The former “Sheriff of Wall Street” also engaged in money laundering. Wiring money from a bank for illegal purposes – in his case paying for prostitutes – is a violation of the Federal Laundering of Money Instruments Law.

Most people would hang their heads in shame and avoid the public square for committing sexual crimes. But Spitzer, who rivals Weiner for the City’s Narcissist of the Year award, dismissed his criminal activity as mere passing failures.

Sadly, many New Yorkers (but not his wife and three daughters who have shunned him) are buying his act. Recent polls indicate he might just win.

Yes, much has changed since I ran for office in 1993. The foremost being that defects in character no longer bar people from seeking or holding public office.

Character consists of empathy and self-control. The social-philosopher James Q. Wilson defined empathy as a “willingness to take into account the rights, needs, and feelings of others.”  “Self-control,” he wrote, is a “willingness to take into account the more distant consequences of present actions; to be, in short, somewhat future oriented rather than wholly present oriented.”

Weiner and Spitzer are textbooks cases of the opposite kind of character. But in New York City, the nation’s narcissist capital, they can get away with their depravities because properly formed character doesn’t matter.
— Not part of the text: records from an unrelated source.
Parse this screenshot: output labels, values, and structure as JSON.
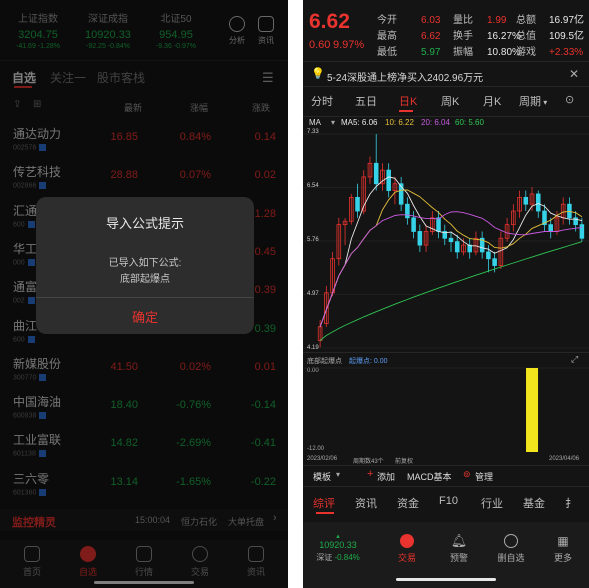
{
  "left": {
    "indices": [
      {
        "name": "上证指数",
        "value": "3204.75",
        "change": "-41.69 -1.28%"
      },
      {
        "name": "深证成指",
        "value": "10920.33",
        "change": "-92.25 -0.84%"
      },
      {
        "name": "北证50",
        "value": "954.95",
        "change": "-9.36 -0.97%"
      }
    ],
    "top_icons": {
      "analysis": "分析",
      "news": "资讯"
    },
    "tabs": [
      "自选",
      "关注一",
      "股市客栈"
    ],
    "columns": {
      "price": "最新",
      "pct": "涨幅",
      "change": "涨跌"
    },
    "stocks": [
      {
        "name": "通达动力",
        "code": "002576",
        "price": "16.85",
        "pct": "0.84%",
        "change": "0.14",
        "up": true
      },
      {
        "name": "传艺科技",
        "code": "002866",
        "price": "28.88",
        "pct": "0.07%",
        "change": "0.02",
        "up": true
      },
      {
        "name": "汇通",
        "code": "600",
        "price": "",
        "pct": "",
        "change": "1.28",
        "up": true
      },
      {
        "name": "华工",
        "code": "000",
        "price": "",
        "pct": "",
        "change": "0.45",
        "up": true
      },
      {
        "name": "通富",
        "code": "002",
        "price": "",
        "pct": "",
        "change": "0.39",
        "up": true
      },
      {
        "name": "曲江",
        "code": "600",
        "price": "",
        "pct": "",
        "change": "0.39",
        "up": false
      },
      {
        "name": "新媒股份",
        "code": "300770",
        "price": "41.50",
        "pct": "0.02%",
        "change": "0.01",
        "up": true
      },
      {
        "name": "中国海油",
        "code": "600938",
        "price": "18.40",
        "pct": "-0.76%",
        "change": "-0.14",
        "up": false
      },
      {
        "name": "工业富联",
        "code": "601138",
        "price": "14.82",
        "pct": "-2.69%",
        "change": "-0.41",
        "up": false
      },
      {
        "name": "三六零",
        "code": "601360",
        "price": "13.14",
        "pct": "-1.65%",
        "change": "-0.22",
        "up": false
      }
    ],
    "ticker": {
      "brand": "监控精灵",
      "time": "15:00:04",
      "text1": "恒力石化",
      "text2": "大单托盘"
    },
    "dialog": {
      "title": "导入公式提示",
      "line1": "已导入如下公式:",
      "line2": "底部起爆点",
      "confirm": "确定"
    },
    "nav": [
      "首页",
      "自选",
      "行情",
      "交易",
      "资讯"
    ]
  },
  "right": {
    "price": "6.62",
    "change": "0.60",
    "pct": "9.97%",
    "quote_rows": [
      [
        {
          "l": "今开",
          "v": "6.03",
          "c": "red"
        },
        {
          "l": "量比",
          "v": "1.99",
          "c": "red"
        },
        {
          "l": "总额",
          "v": "16.97亿",
          "c": "white"
        }
      ],
      [
        {
          "l": "最高",
          "v": "6.62",
          "c": "red"
        },
        {
          "l": "换手",
          "v": "16.27%",
          "c": "white"
        },
        {
          "l": "总值",
          "v": "109.5亿",
          "c": "white"
        }
      ],
      [
        {
          "l": "最低",
          "v": "5.97",
          "c": "green"
        },
        {
          "l": "振幅",
          "v": "10.80%",
          "c": "white"
        },
        {
          "l": "游戏",
          "v": "+2.33%",
          "c": "red"
        }
      ]
    ],
    "notice": "5-24深股通上榜净买入2402.96万元",
    "period_tabs": [
      "分时",
      "五日",
      "日K",
      "周K",
      "月K",
      "周期"
    ],
    "ma_legend": {
      "label": "MA",
      "ma5": "MA5: 6.06",
      "ma10": "10: 6.22",
      "ma20": "20: 6.04",
      "ma60": "60: 5.60"
    },
    "price_axis": [
      "7.33",
      "6.54",
      "5.76",
      "4.97",
      "4.19"
    ],
    "indicator": {
      "name": "底部起爆点",
      "value": "起爆点: 0.00",
      "top": "0.00",
      "bottom": "-12.00"
    },
    "dates": {
      "start": "2023/02/06",
      "count": "周期数43个",
      "restore": "前复权",
      "end": "2023/04/06"
    },
    "toolbar": {
      "template": "模板",
      "add": "添加",
      "macd": "MACD基本",
      "manage": "管理"
    },
    "bottom_tabs": [
      "综评",
      "资讯",
      "资金",
      "F10",
      "行业",
      "基金",
      "扌"
    ],
    "nav": {
      "index_value": "10920.33",
      "index_name": "深证",
      "index_pct": "-0.84%",
      "items": [
        "交易",
        "预警",
        "删自选",
        "更多"
      ]
    }
  },
  "chart_data": {
    "type": "candlestick",
    "candles": [
      {
        "o": 4.3,
        "c": 4.5,
        "h": 4.6,
        "l": 4.2
      },
      {
        "o": 4.55,
        "c": 5.0,
        "h": 5.1,
        "l": 4.5
      },
      {
        "o": 5.0,
        "c": 5.5,
        "h": 5.6,
        "l": 4.95
      },
      {
        "o": 5.5,
        "c": 6.0,
        "h": 6.1,
        "l": 5.4
      },
      {
        "o": 6.0,
        "c": 6.05,
        "h": 6.1,
        "l": 5.7
      },
      {
        "o": 6.05,
        "c": 6.4,
        "h": 6.45,
        "l": 6.0
      },
      {
        "o": 6.4,
        "c": 6.2,
        "h": 6.6,
        "l": 6.1
      },
      {
        "o": 6.2,
        "c": 6.7,
        "h": 6.8,
        "l": 6.15
      },
      {
        "o": 6.7,
        "c": 6.9,
        "h": 7.0,
        "l": 6.6
      },
      {
        "o": 6.9,
        "c": 6.6,
        "h": 7.33,
        "l": 6.5
      },
      {
        "o": 6.6,
        "c": 6.8,
        "h": 6.9,
        "l": 6.5
      },
      {
        "o": 6.8,
        "c": 6.5,
        "h": 6.9,
        "l": 6.4
      },
      {
        "o": 6.5,
        "c": 6.6,
        "h": 6.7,
        "l": 6.3
      },
      {
        "o": 6.6,
        "c": 6.3,
        "h": 6.7,
        "l": 6.2
      },
      {
        "o": 6.3,
        "c": 6.1,
        "h": 6.4,
        "l": 6.0
      },
      {
        "o": 6.1,
        "c": 5.9,
        "h": 6.2,
        "l": 5.8
      },
      {
        "o": 5.9,
        "c": 5.7,
        "h": 6.0,
        "l": 5.6
      },
      {
        "o": 5.7,
        "c": 5.9,
        "h": 6.0,
        "l": 5.6
      },
      {
        "o": 5.9,
        "c": 6.1,
        "h": 6.2,
        "l": 5.85
      },
      {
        "o": 6.1,
        "c": 5.9,
        "h": 6.2,
        "l": 5.8
      },
      {
        "o": 5.9,
        "c": 5.8,
        "h": 6.0,
        "l": 5.7
      },
      {
        "o": 5.8,
        "c": 5.75,
        "h": 5.9,
        "l": 5.6
      },
      {
        "o": 5.75,
        "c": 5.6,
        "h": 5.85,
        "l": 5.5
      },
      {
        "o": 5.6,
        "c": 5.7,
        "h": 5.8,
        "l": 5.55
      },
      {
        "o": 5.7,
        "c": 5.6,
        "h": 5.8,
        "l": 5.5
      },
      {
        "o": 5.6,
        "c": 5.8,
        "h": 5.9,
        "l": 5.55
      },
      {
        "o": 5.8,
        "c": 5.6,
        "h": 5.9,
        "l": 5.5
      },
      {
        "o": 5.6,
        "c": 5.5,
        "h": 5.7,
        "l": 5.3
      },
      {
        "o": 5.5,
        "c": 5.4,
        "h": 5.6,
        "l": 5.3
      },
      {
        "o": 5.4,
        "c": 5.8,
        "h": 5.9,
        "l": 5.35
      },
      {
        "o": 5.8,
        "c": 6.0,
        "h": 6.1,
        "l": 5.75
      },
      {
        "o": 6.0,
        "c": 6.2,
        "h": 6.3,
        "l": 5.9
      },
      {
        "o": 6.2,
        "c": 6.4,
        "h": 6.5,
        "l": 6.1
      },
      {
        "o": 6.4,
        "c": 6.3,
        "h": 6.5,
        "l": 6.2
      },
      {
        "o": 6.3,
        "c": 6.45,
        "h": 6.55,
        "l": 6.2
      },
      {
        "o": 6.45,
        "c": 6.2,
        "h": 6.5,
        "l": 6.1
      },
      {
        "o": 6.2,
        "c": 6.0,
        "h": 6.3,
        "l": 5.9
      },
      {
        "o": 6.0,
        "c": 5.9,
        "h": 6.1,
        "l": 5.8
      },
      {
        "o": 5.9,
        "c": 6.1,
        "h": 6.2,
        "l": 5.85
      },
      {
        "o": 6.1,
        "c": 6.3,
        "h": 6.4,
        "l": 6.0
      },
      {
        "o": 6.3,
        "c": 6.1,
        "h": 6.4,
        "l": 6.0
      },
      {
        "o": 6.1,
        "c": 6.0,
        "h": 6.2,
        "l": 5.9
      },
      {
        "o": 6.0,
        "c": 5.8,
        "h": 6.1,
        "l": 5.75
      }
    ],
    "ylim": [
      4.19,
      7.33
    ],
    "indicator_spike_index": 34
  },
  "colors": {
    "up": "#e8332e",
    "down": "#36d3e8",
    "accent": "#e8332e",
    "green": "#1fae4b",
    "ma5": "#e8e8e8",
    "ma10": "#e5c13a",
    "ma20": "#c75ae0",
    "ma60": "#2fc653"
  }
}
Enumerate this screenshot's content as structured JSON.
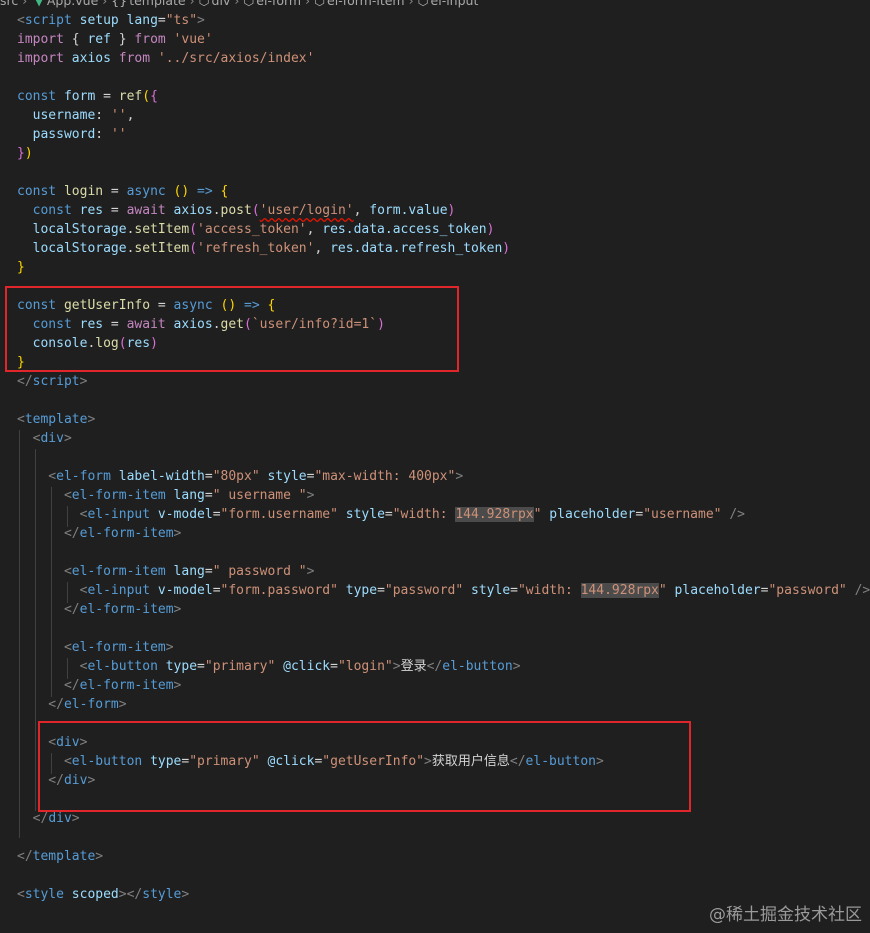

They fit quite comfortably into the city’s huge sub-culture with its nihilistic ethic of self-esteem and celebration of self-absorption and instant gratification.


George J. Marlin, Chairman of the Board of Aid to the Church in Need USA, is the author of The American Catholic Voter and Sons of St. Patrick, written with Brad Miner. His most recent book is Mario Cuomo: The Myth and the Man.